In no way was I fully aware of the meaning of the lyrics of all these songs. I didn’t realize “Respect” was about sex until I was an adult. (Although Aretha’s “Whip it to me” might have given me an inkling.) Only recently have I realized how much the song flipped the script by having a woman demand affection from her man because she makes all the money— definitely not something Otis Redding had in mind when he wrote it.

The sensual urgency and searing pain Aretha sang about were adult feelings that I could only try on to see how they looked in the mirror, as I hadn’t yet had first-hand experience of the transcendence and betrayal of love. But seventeen is not too young to understand, “When my soul was in the lost and found,” or “Give me some freedom, right now.”

There was something else in her music that spoke to me beyond the lyrics. As a gay kid I was only beginning to understand the ways society binds up and polices my body and my desires. Desperate awkward dancing on band trips, or my “Oxford drag” of wearing bow ties and cardigans to school, were the only ways I could express my sense of being different. As a black woman, Aretha knew about being bound up and policed, and she spoke something of this knowledge to me in her music.

We need to be really careful about claiming other peoples’ moments and texts of liberation as our own. I don’t think for one minute that Aretha sang her songs especially for gay white boys in the suburbs. Her music comes out of the experience of blackness, and femaleness within blackness. That’s why many of her songs became anthems for women and for black people. In this sense she is always theirs.

But Aretha was generous enough to share her gifts with anyone who needed a good dose of singing through the pain or being indomitable in the face of adversity. “Everybody wants respect,” she said in an interview. “Everyone needs respect. From the young to the very old and in the middle; male, female; we all want respect, and we all want to be appreciated.”

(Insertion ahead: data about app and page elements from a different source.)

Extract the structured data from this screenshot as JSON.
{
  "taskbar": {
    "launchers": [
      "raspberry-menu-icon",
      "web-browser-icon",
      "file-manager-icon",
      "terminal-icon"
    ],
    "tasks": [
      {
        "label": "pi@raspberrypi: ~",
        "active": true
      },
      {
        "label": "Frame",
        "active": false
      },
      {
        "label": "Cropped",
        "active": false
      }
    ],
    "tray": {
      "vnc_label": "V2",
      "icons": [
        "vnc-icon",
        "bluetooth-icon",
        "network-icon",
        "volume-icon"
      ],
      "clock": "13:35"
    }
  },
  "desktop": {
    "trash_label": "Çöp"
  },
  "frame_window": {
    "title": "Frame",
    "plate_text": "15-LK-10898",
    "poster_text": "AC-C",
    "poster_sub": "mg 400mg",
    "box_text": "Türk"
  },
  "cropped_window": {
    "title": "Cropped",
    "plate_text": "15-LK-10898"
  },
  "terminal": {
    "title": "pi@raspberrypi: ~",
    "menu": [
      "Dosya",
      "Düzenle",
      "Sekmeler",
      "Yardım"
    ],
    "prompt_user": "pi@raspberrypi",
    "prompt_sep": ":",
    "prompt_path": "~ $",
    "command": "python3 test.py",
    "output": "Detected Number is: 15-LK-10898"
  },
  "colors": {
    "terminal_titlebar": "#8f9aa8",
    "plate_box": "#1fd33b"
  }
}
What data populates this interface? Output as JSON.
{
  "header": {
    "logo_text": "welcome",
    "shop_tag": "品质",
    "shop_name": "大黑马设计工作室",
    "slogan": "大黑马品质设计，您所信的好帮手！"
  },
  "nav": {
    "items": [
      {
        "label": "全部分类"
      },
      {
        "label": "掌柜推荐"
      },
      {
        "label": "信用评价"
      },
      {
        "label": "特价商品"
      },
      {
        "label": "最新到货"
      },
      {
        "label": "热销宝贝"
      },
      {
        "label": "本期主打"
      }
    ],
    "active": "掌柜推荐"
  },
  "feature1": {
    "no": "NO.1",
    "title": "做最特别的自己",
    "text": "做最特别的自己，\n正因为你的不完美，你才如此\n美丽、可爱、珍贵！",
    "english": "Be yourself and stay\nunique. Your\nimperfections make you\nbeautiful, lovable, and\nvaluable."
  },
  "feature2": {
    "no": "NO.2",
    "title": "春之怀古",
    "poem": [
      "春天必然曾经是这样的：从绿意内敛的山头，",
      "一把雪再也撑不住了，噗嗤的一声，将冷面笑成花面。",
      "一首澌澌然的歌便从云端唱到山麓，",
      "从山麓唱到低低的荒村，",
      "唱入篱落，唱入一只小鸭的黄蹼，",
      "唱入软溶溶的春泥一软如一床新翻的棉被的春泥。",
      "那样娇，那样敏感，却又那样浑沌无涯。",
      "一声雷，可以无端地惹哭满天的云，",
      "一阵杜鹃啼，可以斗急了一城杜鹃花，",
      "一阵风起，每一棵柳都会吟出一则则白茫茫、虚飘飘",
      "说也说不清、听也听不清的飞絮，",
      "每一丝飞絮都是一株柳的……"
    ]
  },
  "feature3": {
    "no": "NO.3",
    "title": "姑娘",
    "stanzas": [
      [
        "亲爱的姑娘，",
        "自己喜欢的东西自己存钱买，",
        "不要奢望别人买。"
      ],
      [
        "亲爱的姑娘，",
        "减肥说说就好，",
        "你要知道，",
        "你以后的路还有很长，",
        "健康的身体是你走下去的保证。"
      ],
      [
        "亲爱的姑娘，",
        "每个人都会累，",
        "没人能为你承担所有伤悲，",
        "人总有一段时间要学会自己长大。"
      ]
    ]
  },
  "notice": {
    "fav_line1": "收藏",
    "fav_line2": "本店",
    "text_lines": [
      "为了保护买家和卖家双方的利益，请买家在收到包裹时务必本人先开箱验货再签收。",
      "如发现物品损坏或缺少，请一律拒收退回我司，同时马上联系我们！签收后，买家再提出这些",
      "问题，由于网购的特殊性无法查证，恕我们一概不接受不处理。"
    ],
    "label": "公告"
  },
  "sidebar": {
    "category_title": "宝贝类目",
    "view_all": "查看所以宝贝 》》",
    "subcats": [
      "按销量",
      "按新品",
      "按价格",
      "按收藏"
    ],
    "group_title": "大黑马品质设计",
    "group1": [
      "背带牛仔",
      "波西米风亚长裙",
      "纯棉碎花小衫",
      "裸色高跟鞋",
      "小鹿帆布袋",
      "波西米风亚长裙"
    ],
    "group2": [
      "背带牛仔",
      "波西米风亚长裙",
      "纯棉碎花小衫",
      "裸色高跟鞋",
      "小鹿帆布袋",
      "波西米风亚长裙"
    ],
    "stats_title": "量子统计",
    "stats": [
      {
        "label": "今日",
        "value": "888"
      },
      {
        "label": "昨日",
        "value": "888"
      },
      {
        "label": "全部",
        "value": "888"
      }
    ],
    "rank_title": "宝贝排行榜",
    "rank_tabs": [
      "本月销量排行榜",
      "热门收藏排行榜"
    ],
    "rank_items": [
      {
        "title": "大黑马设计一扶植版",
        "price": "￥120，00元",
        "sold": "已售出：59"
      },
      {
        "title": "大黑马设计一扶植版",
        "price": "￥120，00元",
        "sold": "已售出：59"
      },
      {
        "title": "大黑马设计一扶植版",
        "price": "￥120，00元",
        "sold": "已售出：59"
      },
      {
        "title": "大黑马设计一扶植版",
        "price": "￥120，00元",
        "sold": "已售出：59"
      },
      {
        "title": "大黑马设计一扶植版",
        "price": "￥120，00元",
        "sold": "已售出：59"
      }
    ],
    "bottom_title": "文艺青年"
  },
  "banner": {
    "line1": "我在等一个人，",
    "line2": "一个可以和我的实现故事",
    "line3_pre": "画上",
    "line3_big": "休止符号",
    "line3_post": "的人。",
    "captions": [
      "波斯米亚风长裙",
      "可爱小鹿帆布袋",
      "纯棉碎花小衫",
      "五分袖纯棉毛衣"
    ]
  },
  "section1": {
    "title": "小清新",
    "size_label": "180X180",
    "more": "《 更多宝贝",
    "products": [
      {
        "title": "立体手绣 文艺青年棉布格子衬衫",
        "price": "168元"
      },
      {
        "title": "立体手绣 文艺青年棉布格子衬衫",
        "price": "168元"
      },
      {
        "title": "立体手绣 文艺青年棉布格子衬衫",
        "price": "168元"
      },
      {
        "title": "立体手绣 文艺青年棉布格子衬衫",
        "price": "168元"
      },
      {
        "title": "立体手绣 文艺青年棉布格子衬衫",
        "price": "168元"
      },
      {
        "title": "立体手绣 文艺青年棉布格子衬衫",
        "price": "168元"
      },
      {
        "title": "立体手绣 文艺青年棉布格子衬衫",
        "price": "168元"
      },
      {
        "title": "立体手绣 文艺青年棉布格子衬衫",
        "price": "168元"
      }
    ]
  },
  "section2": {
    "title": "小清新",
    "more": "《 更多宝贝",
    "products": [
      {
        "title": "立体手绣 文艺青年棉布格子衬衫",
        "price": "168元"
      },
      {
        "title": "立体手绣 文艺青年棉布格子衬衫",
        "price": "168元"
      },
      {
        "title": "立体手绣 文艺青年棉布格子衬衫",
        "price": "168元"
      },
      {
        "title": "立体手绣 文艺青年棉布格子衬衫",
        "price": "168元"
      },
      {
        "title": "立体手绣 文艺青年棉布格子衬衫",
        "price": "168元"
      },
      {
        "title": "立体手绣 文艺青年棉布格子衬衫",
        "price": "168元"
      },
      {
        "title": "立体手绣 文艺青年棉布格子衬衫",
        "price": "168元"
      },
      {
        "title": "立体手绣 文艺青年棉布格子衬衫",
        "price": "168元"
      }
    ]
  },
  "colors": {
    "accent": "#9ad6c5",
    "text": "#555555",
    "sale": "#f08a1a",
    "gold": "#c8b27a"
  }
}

For what Aretha Franklin taught me about respect, especially in learning that hardest of trick of all—looking in the mirror and respecting myself, I am grateful.